BEGIN

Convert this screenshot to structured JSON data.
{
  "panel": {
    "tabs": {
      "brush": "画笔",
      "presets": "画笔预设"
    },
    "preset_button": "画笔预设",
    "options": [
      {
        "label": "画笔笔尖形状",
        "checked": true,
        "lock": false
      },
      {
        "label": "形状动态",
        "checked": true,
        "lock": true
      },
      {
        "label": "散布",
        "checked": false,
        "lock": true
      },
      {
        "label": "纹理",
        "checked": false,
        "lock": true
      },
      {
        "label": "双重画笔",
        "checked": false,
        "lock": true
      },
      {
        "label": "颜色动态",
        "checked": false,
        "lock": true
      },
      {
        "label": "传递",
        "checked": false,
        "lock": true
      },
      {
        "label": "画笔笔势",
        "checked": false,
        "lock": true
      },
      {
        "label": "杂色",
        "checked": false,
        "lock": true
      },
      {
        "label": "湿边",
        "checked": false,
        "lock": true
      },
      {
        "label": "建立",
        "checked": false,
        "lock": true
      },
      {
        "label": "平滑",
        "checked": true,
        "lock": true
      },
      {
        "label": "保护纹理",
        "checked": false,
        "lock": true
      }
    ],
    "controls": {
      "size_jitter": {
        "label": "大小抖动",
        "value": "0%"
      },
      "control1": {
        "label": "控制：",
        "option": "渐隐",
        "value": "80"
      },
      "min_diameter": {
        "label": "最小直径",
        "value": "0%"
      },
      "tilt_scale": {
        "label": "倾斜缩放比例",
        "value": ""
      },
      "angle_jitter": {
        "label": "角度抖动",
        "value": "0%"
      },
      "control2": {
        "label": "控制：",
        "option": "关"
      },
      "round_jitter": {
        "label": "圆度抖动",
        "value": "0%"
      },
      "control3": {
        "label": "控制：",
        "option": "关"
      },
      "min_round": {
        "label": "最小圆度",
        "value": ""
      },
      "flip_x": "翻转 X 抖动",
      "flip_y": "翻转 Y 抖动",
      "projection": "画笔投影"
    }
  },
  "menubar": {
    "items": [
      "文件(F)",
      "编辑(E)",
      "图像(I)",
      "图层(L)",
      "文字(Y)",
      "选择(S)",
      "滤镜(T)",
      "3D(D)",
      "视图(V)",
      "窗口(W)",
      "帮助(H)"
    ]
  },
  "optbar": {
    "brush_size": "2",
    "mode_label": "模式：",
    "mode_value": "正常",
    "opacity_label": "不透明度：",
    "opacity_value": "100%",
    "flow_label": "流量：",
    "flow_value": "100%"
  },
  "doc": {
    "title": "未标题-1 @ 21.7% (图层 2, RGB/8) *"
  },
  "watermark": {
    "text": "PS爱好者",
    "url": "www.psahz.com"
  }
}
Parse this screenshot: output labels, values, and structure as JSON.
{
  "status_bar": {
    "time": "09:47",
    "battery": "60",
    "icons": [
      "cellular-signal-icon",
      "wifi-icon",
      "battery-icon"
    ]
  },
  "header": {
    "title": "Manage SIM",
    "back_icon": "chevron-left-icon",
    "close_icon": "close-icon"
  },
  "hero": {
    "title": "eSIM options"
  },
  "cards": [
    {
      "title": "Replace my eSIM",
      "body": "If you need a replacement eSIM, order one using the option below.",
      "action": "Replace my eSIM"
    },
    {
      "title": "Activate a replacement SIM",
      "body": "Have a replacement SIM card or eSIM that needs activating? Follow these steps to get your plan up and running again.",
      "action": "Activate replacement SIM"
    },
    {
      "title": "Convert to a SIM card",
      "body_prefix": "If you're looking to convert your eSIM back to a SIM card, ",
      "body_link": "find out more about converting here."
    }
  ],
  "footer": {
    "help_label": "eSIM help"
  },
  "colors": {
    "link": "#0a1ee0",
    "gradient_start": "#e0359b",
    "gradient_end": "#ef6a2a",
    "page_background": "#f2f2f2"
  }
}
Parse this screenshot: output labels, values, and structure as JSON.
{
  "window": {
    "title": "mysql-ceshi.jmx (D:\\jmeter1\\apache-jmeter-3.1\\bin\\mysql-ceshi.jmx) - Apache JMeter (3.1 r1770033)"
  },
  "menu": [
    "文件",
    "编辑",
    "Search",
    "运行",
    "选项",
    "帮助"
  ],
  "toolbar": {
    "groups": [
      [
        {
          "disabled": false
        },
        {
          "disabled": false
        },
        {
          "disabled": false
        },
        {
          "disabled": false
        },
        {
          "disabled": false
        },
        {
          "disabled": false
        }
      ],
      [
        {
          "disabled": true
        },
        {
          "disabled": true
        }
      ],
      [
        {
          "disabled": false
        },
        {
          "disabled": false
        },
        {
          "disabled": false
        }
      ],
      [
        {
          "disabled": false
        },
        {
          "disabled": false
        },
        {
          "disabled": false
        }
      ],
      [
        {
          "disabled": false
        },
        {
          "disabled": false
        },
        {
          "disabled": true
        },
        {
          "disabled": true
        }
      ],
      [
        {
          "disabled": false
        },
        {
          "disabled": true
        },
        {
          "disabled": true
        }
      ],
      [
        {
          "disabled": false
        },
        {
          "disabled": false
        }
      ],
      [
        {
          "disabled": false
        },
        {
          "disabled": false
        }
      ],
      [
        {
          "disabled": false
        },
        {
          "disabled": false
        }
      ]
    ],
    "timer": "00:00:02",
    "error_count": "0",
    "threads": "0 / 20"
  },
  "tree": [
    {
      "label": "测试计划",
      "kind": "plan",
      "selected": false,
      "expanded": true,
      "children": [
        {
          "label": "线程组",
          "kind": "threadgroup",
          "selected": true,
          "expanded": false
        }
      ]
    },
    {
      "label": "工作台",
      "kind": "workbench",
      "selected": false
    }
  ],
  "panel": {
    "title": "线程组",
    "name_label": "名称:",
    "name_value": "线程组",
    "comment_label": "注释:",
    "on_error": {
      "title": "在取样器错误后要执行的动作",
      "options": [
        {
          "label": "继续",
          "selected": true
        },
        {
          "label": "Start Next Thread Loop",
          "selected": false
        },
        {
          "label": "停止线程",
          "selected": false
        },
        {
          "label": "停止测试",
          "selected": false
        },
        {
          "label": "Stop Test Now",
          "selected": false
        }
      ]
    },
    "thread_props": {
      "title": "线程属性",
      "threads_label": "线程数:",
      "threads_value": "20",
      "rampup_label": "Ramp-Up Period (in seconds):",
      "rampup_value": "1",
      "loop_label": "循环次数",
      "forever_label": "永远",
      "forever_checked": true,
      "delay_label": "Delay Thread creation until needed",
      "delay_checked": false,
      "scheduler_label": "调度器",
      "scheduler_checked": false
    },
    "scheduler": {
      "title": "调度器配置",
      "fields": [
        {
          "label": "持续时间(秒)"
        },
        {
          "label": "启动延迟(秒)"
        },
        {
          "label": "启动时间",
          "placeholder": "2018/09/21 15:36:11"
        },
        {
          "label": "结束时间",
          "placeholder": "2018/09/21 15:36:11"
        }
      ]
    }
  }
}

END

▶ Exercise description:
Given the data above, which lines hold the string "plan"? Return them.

▶ Result below:
      "body": "Have a replacement SIM card or eSIM that needs activating? Follow these steps to get your plan up and running again.",
      "kind": "plan",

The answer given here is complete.